With this knowledge becoming more mainstream, and massive deadlift numbers being thrown around social media for all to see, it’s no surprise that deadlifts are becoming one of the most commonly utilized movements in any fitness regime.
However, you might not realize that there is more to deadlifting than just walking into a gym, warming up, and picking up a barbell.
Did you know that what you decide to put on your feet can have a huge impact on both your comfort and your ability? If you’re serious about improving your overall deadlift power and ability, then it’s probably time to start looking into finding the right shoes for you.
Sabo Deadlift Shoes
- Side-supported outsole to allow spreading of the floor without rolling inwards
- Adjustable Velcro straps for a perfect fit
The collar can be scratchy until broken in
They aren’t the most versatile shoes for other activities if you have limited mobility in your ankles
- Easy to slip on and get going
- The grippy rubber sole makes spreading the floor easy
- The narrow sole can lead to rolling your foot over when you need them firmly planted
- They aren’t the most versatile shoes for other activities
Adidas Men's Varner Wrestling Shoe
- The grippy rubber sole designed to keep wrestlers firmly planted is perfect for deadlifting heavier weights
- They come up high on the ankles, allowing for extra support
- They can get torn if you’re not careful with them
- They’re only designed for indoor use and shouldn’t be worn all the time
LiftingLarge Deadlift Slippers
- Two straps to secure the foot means plenty of added support in the lift
- They are lightweight and easy to put on
- Again, not the most sturdy of bases and can have your foot rollover if you’re not careful
- They may not be the most appealing on the eye if that matters to you
ASICS Men's JB Elite V2.0 Wrestling Shoe
- Plenty of ankle support from the design of the shoes and laces can be tightened to personal preference
- The breathability of the shoe is unrivaled
- Not being specific to deadlifts has its downsides. The rubber sole isn’t wide at all and can easily lead to rolling the foot
Converse Chuck Taylor All Star Canvas High Top Sneaker
- Feet are kept close to the floor and the base is flat

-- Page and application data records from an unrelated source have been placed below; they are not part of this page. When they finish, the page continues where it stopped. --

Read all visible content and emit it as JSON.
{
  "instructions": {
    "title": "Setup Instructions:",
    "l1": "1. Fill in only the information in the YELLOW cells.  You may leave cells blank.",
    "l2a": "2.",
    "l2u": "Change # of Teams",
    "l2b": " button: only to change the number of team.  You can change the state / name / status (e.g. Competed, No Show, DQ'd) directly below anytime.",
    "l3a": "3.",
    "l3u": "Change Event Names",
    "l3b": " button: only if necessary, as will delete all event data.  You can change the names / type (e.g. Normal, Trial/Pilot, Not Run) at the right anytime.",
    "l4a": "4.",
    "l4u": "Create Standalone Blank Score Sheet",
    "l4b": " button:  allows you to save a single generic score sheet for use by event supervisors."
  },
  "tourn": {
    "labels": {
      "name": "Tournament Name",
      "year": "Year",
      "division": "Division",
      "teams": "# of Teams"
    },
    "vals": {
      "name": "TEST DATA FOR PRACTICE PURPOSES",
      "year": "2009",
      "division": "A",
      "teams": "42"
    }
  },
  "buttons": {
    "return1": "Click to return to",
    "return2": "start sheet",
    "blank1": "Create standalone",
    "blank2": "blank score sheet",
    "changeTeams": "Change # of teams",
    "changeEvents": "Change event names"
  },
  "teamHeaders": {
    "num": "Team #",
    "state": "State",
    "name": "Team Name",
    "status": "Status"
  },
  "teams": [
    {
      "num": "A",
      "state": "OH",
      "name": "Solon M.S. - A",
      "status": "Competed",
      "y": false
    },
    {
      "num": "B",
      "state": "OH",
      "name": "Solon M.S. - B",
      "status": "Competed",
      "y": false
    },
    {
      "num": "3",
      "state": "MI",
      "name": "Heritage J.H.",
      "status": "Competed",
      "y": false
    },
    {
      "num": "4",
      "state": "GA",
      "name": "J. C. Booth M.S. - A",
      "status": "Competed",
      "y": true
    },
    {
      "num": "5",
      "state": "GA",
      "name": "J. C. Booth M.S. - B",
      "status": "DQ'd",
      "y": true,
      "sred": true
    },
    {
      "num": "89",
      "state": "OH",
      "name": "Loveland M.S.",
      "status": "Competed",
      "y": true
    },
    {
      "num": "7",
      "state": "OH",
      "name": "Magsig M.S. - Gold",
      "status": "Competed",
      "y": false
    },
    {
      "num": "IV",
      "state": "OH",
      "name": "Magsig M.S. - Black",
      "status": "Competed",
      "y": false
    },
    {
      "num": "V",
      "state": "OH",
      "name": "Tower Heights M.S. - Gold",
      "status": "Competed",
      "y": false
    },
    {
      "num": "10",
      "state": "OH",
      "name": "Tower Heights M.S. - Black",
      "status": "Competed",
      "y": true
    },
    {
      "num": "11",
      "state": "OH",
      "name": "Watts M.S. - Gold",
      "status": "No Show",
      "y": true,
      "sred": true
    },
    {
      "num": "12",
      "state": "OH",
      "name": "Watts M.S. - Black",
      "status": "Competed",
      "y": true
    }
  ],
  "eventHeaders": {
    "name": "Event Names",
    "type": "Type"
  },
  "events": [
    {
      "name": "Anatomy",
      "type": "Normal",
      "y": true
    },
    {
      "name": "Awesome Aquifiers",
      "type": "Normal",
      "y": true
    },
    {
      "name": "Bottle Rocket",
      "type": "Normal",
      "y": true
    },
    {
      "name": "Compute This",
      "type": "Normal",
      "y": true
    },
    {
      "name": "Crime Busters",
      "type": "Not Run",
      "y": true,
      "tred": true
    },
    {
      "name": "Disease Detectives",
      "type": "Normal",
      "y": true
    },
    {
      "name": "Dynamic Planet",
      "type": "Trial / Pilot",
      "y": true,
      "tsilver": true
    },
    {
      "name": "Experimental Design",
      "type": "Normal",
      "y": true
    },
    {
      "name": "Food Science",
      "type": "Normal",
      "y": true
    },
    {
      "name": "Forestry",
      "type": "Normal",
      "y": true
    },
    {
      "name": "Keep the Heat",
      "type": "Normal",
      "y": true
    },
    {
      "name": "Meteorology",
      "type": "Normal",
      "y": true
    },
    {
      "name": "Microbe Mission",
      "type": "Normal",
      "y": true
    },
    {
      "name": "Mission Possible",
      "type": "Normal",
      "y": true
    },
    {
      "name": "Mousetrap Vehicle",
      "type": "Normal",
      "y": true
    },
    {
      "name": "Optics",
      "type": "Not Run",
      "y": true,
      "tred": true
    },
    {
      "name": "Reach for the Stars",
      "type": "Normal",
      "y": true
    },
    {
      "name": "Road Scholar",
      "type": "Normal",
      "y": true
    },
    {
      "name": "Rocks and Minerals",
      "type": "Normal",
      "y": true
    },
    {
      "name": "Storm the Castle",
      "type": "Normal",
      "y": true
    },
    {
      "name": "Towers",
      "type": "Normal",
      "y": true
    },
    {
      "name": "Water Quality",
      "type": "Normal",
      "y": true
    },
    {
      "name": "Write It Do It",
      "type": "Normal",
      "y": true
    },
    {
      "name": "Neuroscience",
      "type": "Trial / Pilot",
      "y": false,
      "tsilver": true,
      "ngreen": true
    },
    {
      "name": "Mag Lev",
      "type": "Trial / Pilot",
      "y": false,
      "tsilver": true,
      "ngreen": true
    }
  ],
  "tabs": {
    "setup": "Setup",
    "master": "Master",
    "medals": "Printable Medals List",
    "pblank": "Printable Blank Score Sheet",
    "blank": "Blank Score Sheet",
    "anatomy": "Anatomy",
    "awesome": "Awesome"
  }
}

- The rubber soles have plenty of grip on them
- They’re not designed for lifting (or even training) and can be torn or broken if you’re not careful.
ASICS Men's Matflex 5 Wrestling Shoe
- They come with a grippy rubber sole that works well to keep you planted
- There is a pocket specifically designed to tuck your laces in and keep them out the way
Foot rolling can be an issue here if you’re not careful with your placement due to the narrow soles
Choosing a good pair of deadlift shoes is essential if you want to make the most of your training sessions.
There are a lot of options on the market, however, a few pairs stand out due to their design and quality. The type of shoes comes down to personal preference because each model comes with pros and cons.